GR|MAG: If a new beer drinker is coming to the taproom, what should they try?
SS: Try a sampler of beers that make you curious what they may taste like rather than what you’ve had before. One of my favorites is “I don’t like IPAs” or “I don’t like fruity beers” or “that sounds too weird,” but when they are able to try something without those descriptors throwing them off first, nine times out of 10 we create a new fan. Try a new experience.
GR|MAG: Where’s your favorite place to hang out in Grand Rapids?
SS: Goon Lagoon recording studio in GR is my favorite place to hang out in the world. My wife and I make music together and being in a room full of antique recording equipment, amplifiers, keyboards, guitars, and basses is like being in a whole different dimension.
GR|MAG: What’s exciting to you about the beer industry right now?
SS: What is most exciting in 2018 is that a good percentage of the beer drinking population has now grown up with craft. For those of us that remember the time of there only being boring corporate beer, or those of us holding onto the vestiges of corporate beer brand loyalty, there are literally millions of people that know why drinking an IPA from their neighborhood brewery matters.

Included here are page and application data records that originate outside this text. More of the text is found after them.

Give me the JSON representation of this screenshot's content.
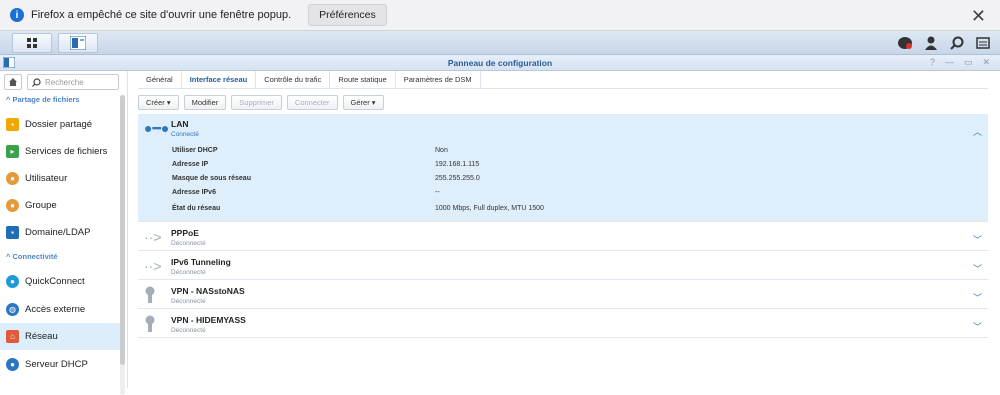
{
  "popup": {
    "message": "Firefox a empêché ce site d'ouvrir une fenêtre popup.",
    "preferences_label": "Préférences",
    "close_label": "✕"
  },
  "window": {
    "title": "Panneau de configuration",
    "controls": [
      "?",
      "—",
      "▭",
      "✕"
    ]
  },
  "sidebar": {
    "search_placeholder": "Recherche",
    "sections": [
      {
        "title": "Partage de fichiers",
        "items": [
          {
            "label": "Dossier partagé",
            "icon": "folder-icon",
            "color": "#f0a800"
          },
          {
            "label": "Services de fichiers",
            "icon": "file-services-icon",
            "color": "#3aa34a"
          },
          {
            "label": "Utilisateur",
            "icon": "user-icon",
            "color": "#e29a3c"
          },
          {
            "label": "Groupe",
            "icon": "group-icon",
            "color": "#e29a3c"
          },
          {
            "label": "Domaine/LDAP",
            "icon": "domain-icon",
            "color": "#1f6cb7"
          }
        ]
      },
      {
        "title": "Connectivité",
        "items": [
          {
            "label": "QuickConnect",
            "icon": "quickconnect-icon",
            "color": "#1e9bd7"
          },
          {
            "label": "Accès externe",
            "icon": "globe-icon",
            "color": "#2b76c2"
          },
          {
            "label": "Réseau",
            "icon": "network-icon",
            "color": "#e05b3a"
          },
          {
            "label": "Serveur DHCP",
            "icon": "dhcp-icon",
            "color": "#2b76c2"
          }
        ]
      }
    ]
  },
  "tabs": [
    "Général",
    "Interface réseau",
    "Contrôle du trafic",
    "Route statique",
    "Paramètres de DSM"
  ],
  "toolbar": {
    "create": "Créer ▾",
    "modify": "Modifier",
    "delete": "Supprimer",
    "connect": "Connecter",
    "manage": "Gérer ▾"
  },
  "interfaces": [
    {
      "name": "LAN",
      "status": "Connecté",
      "connected": true,
      "details": [
        {
          "label": "Utiliser DHCP",
          "value": "Non"
        },
        {
          "label": "Adresse IP",
          "value": "192.168.1.115"
        },
        {
          "label": "Masque de sous réseau",
          "value": "255.255.255.0"
        },
        {
          "label": "Adresse IPv6",
          "value": "--"
        },
        {
          "label": "État du réseau",
          "value": "1000 Mbps, Full duplex, MTU 1500"
        }
      ]
    },
    {
      "name": "PPPoE",
      "status": "Déconnecté",
      "connected": false
    },
    {
      "name": "IPv6 Tunneling",
      "status": "Déconnecté",
      "connected": false
    },
    {
      "name": "VPN - NASstoNAS",
      "status": "Déconnecté",
      "connected": false
    },
    {
      "name": "VPN - HIDEMYASS",
      "status": "Déconnecté",
      "connected": false
    }
  ],
  "colors": {
    "accent": "#2f79c0",
    "selected": "#deeefb"
  }
}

That is now their normal beer-drinking experience – and that number only grows by the day, with the corporate beer crowd ever diminishing. The paradigm has shifted – that’s what’s most exciting.
GR|MAG: What’s your favorite beer?
SS: My favorite non-Creston beer of all time was the 2015 Sierra Nevada Oktoberfest. It was pure perfection. My favorite classic and always available beer is easily Pilsner Urquell.
*Photo by Steph Harding